What’s in a name? Perhaps a lot when it comes to the difference between the controls typically used on today’s packaging machinery and the functionalities packagers actually want.
According to a survey conducted by Packaging World in April 2003 at the request of automation supplier ELAU Inc. the PLC is still the predominant controller (Figure 1).
But when asked to choose the single best term to describe the functionality they want 127 respondents answered much much differently (Figure 2).
In the first question multiple answers were permitted so a wide range of responses was received. The second question required that respondents pick one and only one term.
It was no shock to see that PLCs get the nod from 25.98% of packagers -- but that was down surprisingly from 68.99% in the first question.
Another big loser was any term specifically including “motion.” For example “motion controller” went from 14.73% to zero! “Motion control” went from 20.16% to just 3.15%. Integrated motion & logic a relatively new concept that has been heavily promoted moved from 20.93% to just 5.51%. Clearly packagers are seeking more than servo motion functionality.
Terms such as “machine control” fared no better.
So what do packagers really want?
Interestingly responses to the second question were tightly clustered. Three non-PLC winners emerged with double-digit responses:
-Programmable automation controller
The key words “automation” and “integrated” suggest the trend for automation to encompass more than motion and logic likely to include the trend toward integration of packaging and processing lines.
These new terms align with the vision of leading packaging machinery and automation developers (see archived packworld.com article “Visionaries define ‘Gen4’ packaging”). As the software content of packaging machinery steadily increases motion and logic will continue to play a vital role but so will new applications.
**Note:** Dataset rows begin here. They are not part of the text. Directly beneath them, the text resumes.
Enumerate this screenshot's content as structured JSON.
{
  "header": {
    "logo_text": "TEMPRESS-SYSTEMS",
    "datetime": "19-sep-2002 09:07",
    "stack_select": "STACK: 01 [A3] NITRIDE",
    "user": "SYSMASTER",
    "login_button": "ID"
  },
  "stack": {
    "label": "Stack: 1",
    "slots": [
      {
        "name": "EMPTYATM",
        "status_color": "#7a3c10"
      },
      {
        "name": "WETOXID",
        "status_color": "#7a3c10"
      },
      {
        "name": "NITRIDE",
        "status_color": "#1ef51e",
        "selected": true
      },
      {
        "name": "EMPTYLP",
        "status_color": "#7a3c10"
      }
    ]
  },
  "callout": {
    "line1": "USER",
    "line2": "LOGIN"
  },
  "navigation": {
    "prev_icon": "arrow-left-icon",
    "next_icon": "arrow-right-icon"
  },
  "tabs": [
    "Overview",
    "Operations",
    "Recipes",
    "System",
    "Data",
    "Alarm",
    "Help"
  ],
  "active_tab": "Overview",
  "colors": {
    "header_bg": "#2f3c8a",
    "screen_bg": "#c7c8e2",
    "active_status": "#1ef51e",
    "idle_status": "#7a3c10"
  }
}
Rather than quantum leaps in drive technology expect the integration instead of other functions previously handled by discrete electronic hardware. These include temperature controllers programmable limit switches vision systems and robotic controllers. This integration will only be possible with scalable Pentium class embedded industrial processors. And that presents another viable reason why packagers don’t see the PLC fulfilling the functionalities they want.
You can also expect groundbreaking advances in the next generation of packaging automation that have nothing to do with traditional control functions. These include better data access for operational equipment effectiveness (OEE) manufacturing execution systems (MES) supply chain management (SCM) and other enterprise applications.
Tell us what you think
Perhaps you’ve come to either similar or radically different conclusions! Tell us what you think in an email with What’s in a name in the subject line to email@example.com and we may use your feedback in an upcoming Supplier News followup report.
ELAU’s marketing department commissioned the Packaging World research survey to verify its positioning of their PacDrive packaging automation system. For information on PacDrive visit www.elau.com.
Which terms best describe the controls on your packaging machinery today? Please choose all that apply.
129 Respondents Answered
24.03% Automation controller
29.46% Automation system
22.48% Control system
27.13% Integrated control
20.93% Integrated motion & logic
29.46% Machine control
20.16% Motion control
14.73% Motion controller
13.18% Programmable automation controller
27.12% Programmable controller
Which ONE term describes the FUNCTIONALITY YOU WANT for your packaging machinery? (Choose one only.)
127 Respondents Answered
3.15% Automation controller
14.96% Automation system
3.94% Control system
14.17% Integrated control
5.51% Integrated motion & logic
3.94% Machine control
3.15% Motion control
0.00% Motion controller
15.75% Programmable automation controller
7.09% Programmable controller
[This advertorial originally appeared in Packworld.com's supplier-sponsored content area.]